Many laboratories develop depth-encoding detectors to improve the trade-off between spatial resolution and sensitivity in positron emission tomography (PET) scanners. One challenge in implementing these detectors is the need to calibrate the depth of interaction (DOI) response for the large numbers of detector elements in a scanner. In this work, we evaluate two different methods, a linear detector calibration and a linear crystal calibration, for determining DOI calibration parameters. Both methods can use measurements from any source distribution and location, or even the intrinsic lutetium oxyorthosilicate (LSO) background activity, and are therefore well suited for use in a depth-encoding PET scanner. The methods were evaluated by measuring detector and crystal DOI responses for all eight detectors in a prototype depth-encoding PET scanner. The detectors utilize dual-ended readout of LSO scintillator arrays with position-sensitive avalanche photodiodes (PSAPDs). The LSO arrays have 7 × 7 elements, with a crystal size of 0.92 × 0.92 × 20 mm3 and pitch of 1.0 mm. The arrays are read out by two 8 × 8 mm2 area PSAPDs placed at opposite ends of the arrays. DOI is measured by the ratio of the amplitude of the total energy signals measured by the two PSAPDs. Small variations were observed in the DOI responses of different crystals within an array as well as DOI responses for different arrays. A slightly nonlinear dependence of the DOI ratio on depth was observed and the nonlinearity was larger for the corner and edge crystals. The DOI calibration parameters were obtained from the DOI responses measured in a singles mode. The average error between the calibrated DOI and the known DOI was 0.8 mm if a linear detector DOI calibration was used and 0.5 mm if a linear crystal DOI calibration was used. A line source phantom and a hot rod phantom were scanned on the prototype PET scanner. DOI measurement significantly improved the image spatial resolution no matter which DOI calibration method was used. A linear crystal DOI calibration provided slightly better image spatial resolution compared with a linear detector DOI calibration.

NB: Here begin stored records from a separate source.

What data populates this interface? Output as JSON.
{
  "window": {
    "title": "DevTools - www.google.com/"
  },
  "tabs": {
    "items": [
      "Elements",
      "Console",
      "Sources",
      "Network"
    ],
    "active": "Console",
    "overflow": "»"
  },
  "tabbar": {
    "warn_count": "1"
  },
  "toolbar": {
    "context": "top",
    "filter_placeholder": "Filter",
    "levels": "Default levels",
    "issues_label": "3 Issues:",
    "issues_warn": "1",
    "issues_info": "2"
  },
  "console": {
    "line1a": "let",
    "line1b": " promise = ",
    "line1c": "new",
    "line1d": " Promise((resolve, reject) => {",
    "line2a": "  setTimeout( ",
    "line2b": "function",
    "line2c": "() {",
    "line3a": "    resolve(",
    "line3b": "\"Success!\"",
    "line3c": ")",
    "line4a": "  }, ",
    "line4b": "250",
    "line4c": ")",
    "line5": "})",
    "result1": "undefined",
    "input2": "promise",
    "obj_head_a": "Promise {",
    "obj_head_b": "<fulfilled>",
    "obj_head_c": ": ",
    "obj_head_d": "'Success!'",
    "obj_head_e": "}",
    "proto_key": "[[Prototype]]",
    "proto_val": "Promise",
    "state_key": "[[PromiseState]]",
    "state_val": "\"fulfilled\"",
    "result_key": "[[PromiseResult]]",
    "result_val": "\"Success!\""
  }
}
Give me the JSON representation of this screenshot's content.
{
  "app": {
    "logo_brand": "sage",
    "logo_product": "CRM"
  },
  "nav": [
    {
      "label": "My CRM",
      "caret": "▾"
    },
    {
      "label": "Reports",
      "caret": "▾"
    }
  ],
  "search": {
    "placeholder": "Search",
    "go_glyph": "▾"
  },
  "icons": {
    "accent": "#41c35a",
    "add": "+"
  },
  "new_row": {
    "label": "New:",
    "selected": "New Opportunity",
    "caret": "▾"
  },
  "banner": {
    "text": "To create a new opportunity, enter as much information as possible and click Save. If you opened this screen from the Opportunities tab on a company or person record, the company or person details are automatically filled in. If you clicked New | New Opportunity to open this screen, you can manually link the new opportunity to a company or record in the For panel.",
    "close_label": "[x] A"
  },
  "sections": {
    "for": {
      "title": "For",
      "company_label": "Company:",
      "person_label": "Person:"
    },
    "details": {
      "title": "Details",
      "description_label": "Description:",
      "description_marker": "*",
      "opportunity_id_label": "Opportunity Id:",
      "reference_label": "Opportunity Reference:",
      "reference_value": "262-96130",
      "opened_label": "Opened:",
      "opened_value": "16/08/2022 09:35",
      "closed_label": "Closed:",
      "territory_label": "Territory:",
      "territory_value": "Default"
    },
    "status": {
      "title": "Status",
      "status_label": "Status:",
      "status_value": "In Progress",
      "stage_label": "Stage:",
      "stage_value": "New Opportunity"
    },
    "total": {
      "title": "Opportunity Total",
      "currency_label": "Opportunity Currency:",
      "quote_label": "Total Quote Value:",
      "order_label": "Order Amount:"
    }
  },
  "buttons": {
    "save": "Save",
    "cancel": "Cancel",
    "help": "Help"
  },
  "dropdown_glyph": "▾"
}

ASJC Scopus subject areas
- Radiology Nuclear Medicine and imaging
- Radiological and Ultrasound Technology